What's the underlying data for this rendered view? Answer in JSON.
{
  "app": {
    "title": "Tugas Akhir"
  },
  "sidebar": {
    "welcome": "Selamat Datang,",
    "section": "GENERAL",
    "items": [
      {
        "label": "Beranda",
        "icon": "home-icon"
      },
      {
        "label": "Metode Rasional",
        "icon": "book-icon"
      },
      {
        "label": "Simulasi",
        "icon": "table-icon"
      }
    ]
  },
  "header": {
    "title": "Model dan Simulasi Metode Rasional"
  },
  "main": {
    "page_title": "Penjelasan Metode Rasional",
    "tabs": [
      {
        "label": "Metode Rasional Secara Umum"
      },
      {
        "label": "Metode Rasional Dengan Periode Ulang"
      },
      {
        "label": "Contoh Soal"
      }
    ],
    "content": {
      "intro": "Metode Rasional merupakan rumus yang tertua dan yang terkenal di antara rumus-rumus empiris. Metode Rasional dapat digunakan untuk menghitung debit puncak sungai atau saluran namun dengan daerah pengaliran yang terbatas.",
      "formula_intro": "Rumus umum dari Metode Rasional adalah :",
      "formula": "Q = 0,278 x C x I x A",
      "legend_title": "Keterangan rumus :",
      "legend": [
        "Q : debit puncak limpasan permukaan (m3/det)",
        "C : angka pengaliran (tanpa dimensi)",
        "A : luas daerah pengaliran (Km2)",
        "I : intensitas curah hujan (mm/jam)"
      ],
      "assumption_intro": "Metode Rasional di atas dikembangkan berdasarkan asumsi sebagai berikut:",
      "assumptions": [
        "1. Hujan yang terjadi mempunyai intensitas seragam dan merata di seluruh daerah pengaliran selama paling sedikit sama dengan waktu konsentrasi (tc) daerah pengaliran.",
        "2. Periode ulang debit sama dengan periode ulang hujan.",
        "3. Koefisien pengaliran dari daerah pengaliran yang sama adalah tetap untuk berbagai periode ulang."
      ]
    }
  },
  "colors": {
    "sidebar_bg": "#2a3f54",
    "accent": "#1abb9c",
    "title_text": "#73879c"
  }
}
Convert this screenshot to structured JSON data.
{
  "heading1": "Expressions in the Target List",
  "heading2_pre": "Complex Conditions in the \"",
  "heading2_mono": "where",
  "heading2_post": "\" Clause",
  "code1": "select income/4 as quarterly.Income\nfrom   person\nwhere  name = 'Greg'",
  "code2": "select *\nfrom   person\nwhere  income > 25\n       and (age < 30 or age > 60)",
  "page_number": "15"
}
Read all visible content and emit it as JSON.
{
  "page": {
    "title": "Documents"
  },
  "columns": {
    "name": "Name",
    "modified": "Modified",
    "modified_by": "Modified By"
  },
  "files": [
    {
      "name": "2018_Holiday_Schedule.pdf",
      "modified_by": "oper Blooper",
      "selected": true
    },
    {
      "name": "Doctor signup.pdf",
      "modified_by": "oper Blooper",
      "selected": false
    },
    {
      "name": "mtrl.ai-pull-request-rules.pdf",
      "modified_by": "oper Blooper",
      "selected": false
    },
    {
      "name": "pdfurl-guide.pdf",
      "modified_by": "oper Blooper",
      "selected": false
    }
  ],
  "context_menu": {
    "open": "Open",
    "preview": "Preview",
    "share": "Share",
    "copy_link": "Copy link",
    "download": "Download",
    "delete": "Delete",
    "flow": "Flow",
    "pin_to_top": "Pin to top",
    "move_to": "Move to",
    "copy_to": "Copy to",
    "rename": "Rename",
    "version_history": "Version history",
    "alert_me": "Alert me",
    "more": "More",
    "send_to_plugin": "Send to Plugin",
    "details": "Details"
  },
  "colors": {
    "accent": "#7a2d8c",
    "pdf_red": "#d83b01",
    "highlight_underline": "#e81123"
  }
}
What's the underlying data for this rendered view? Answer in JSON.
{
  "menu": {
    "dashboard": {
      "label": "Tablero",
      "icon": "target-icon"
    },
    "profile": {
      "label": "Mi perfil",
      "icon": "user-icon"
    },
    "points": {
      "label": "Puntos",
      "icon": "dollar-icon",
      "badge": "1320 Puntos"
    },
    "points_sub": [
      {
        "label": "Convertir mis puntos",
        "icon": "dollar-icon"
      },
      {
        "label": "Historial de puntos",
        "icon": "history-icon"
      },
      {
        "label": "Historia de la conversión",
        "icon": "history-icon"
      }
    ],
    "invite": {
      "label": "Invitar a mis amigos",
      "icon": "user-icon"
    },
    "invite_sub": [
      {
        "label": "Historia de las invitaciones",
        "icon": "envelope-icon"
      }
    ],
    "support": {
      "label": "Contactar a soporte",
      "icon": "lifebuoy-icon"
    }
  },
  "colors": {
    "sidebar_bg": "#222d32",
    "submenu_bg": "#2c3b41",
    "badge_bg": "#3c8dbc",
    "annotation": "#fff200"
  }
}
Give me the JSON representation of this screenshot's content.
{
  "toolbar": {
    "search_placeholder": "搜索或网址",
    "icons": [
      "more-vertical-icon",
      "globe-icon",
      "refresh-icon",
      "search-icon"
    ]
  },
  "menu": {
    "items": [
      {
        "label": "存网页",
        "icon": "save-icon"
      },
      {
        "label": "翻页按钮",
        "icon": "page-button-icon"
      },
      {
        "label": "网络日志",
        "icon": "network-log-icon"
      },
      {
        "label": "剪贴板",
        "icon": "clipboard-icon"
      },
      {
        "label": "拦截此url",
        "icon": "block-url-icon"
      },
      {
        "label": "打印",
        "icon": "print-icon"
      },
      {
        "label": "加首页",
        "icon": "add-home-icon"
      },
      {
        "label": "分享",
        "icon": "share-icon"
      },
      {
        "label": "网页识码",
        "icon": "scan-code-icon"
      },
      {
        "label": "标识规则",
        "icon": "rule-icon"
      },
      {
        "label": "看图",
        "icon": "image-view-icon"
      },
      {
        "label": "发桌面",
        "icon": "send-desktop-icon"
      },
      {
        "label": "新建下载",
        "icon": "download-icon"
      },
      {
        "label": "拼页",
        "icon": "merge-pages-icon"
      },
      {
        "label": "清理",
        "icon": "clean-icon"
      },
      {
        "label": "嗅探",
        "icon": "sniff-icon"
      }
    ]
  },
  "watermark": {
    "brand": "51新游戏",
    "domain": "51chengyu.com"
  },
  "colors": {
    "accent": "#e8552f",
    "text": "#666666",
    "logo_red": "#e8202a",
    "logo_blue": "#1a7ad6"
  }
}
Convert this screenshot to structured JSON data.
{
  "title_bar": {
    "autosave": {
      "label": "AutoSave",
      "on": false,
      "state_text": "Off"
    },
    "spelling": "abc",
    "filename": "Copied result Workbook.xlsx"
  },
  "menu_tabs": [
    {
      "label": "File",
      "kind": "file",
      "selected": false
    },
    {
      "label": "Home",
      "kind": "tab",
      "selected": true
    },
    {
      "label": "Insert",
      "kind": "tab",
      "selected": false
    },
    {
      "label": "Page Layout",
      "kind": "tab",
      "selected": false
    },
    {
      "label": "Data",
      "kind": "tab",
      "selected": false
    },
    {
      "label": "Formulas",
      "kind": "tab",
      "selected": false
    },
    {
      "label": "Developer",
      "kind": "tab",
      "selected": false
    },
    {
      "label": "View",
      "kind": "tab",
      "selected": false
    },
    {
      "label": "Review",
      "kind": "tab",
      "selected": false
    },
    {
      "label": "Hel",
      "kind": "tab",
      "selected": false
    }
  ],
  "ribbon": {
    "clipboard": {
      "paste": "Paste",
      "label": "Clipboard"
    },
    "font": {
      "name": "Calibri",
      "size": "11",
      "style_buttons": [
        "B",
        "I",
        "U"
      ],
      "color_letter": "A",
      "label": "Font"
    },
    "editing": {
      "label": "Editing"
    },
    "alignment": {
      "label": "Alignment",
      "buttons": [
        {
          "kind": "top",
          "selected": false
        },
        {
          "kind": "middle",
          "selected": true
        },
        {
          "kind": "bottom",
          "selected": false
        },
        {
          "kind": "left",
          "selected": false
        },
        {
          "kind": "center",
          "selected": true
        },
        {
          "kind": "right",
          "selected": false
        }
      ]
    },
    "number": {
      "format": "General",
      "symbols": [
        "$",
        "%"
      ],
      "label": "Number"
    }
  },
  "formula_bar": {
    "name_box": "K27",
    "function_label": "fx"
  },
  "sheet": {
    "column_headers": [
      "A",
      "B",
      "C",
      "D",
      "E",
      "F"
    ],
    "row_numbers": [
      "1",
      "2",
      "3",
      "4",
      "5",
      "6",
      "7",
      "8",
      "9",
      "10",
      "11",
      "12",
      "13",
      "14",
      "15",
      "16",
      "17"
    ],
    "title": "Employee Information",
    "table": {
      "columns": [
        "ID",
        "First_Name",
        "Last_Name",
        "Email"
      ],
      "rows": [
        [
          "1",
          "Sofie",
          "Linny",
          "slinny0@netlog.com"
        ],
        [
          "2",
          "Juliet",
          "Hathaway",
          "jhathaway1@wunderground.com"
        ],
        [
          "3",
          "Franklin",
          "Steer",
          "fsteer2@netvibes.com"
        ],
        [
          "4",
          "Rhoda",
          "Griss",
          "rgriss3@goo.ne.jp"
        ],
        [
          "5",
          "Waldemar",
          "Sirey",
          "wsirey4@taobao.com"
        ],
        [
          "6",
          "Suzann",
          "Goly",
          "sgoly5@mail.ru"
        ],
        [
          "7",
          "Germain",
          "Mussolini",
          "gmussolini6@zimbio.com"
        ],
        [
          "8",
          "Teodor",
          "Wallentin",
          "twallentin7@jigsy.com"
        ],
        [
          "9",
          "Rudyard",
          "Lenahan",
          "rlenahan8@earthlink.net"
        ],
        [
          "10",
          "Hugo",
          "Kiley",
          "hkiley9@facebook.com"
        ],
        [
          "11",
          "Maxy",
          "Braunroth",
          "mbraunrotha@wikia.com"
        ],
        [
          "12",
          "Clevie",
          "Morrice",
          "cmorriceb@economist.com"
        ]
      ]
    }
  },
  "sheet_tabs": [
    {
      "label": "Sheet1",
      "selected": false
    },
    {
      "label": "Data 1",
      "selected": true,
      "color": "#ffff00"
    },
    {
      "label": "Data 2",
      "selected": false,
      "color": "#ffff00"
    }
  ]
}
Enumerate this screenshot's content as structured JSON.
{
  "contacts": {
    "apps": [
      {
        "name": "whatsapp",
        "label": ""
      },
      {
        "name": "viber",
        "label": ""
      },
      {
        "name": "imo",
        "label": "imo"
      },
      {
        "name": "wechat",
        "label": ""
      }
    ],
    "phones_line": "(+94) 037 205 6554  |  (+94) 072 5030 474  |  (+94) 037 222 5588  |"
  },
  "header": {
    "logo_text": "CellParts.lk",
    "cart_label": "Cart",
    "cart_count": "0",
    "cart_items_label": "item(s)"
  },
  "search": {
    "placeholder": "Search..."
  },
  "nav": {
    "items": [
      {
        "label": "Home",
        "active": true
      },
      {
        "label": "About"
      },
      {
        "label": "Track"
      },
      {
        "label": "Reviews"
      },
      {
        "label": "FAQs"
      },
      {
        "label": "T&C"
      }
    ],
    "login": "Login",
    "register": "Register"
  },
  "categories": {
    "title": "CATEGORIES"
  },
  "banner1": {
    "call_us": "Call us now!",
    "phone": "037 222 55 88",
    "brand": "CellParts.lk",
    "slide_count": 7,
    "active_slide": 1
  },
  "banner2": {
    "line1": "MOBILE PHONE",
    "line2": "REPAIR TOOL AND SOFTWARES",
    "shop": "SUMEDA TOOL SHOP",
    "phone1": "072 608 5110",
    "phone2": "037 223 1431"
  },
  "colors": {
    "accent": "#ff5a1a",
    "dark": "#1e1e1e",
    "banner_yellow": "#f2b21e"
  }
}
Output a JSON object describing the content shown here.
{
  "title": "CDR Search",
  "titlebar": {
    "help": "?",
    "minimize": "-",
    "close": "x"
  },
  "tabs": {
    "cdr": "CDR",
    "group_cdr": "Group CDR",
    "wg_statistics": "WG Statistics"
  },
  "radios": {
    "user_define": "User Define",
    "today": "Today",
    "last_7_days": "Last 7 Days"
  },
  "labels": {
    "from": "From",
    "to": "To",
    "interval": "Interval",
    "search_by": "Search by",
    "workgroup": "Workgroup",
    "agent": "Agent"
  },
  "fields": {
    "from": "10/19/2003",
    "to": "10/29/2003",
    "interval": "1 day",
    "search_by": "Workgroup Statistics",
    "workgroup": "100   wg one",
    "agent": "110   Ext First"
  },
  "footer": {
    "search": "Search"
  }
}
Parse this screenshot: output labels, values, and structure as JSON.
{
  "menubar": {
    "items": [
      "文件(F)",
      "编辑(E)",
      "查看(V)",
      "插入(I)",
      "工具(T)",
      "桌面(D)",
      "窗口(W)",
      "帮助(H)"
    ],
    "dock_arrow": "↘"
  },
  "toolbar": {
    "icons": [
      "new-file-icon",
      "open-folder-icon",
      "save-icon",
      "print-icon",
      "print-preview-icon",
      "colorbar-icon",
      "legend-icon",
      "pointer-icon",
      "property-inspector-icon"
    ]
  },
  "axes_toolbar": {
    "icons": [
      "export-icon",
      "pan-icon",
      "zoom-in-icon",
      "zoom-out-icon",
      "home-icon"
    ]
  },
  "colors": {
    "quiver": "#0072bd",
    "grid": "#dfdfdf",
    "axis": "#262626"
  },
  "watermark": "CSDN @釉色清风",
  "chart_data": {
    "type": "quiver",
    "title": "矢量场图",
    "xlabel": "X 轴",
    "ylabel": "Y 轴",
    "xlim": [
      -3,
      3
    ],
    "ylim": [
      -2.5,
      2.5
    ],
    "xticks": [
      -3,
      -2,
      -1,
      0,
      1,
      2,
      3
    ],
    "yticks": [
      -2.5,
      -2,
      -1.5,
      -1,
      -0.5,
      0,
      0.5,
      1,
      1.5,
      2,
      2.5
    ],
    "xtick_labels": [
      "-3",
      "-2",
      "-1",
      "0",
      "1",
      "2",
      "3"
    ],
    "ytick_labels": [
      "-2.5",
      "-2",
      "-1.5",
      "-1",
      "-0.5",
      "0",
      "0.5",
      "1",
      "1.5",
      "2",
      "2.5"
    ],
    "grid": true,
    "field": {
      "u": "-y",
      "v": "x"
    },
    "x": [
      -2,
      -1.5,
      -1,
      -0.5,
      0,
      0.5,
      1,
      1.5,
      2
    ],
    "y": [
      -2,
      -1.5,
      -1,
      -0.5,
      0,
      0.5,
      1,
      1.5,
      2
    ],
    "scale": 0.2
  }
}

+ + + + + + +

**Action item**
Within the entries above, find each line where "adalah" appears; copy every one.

**Response to this task**
      "formula_intro": "Rumus umum dari Metode Rasional adalah :",
        "3. Koefisien pengaliran dari daerah pengaliran yang sama adalah tetap untuk berbagai periode ulang."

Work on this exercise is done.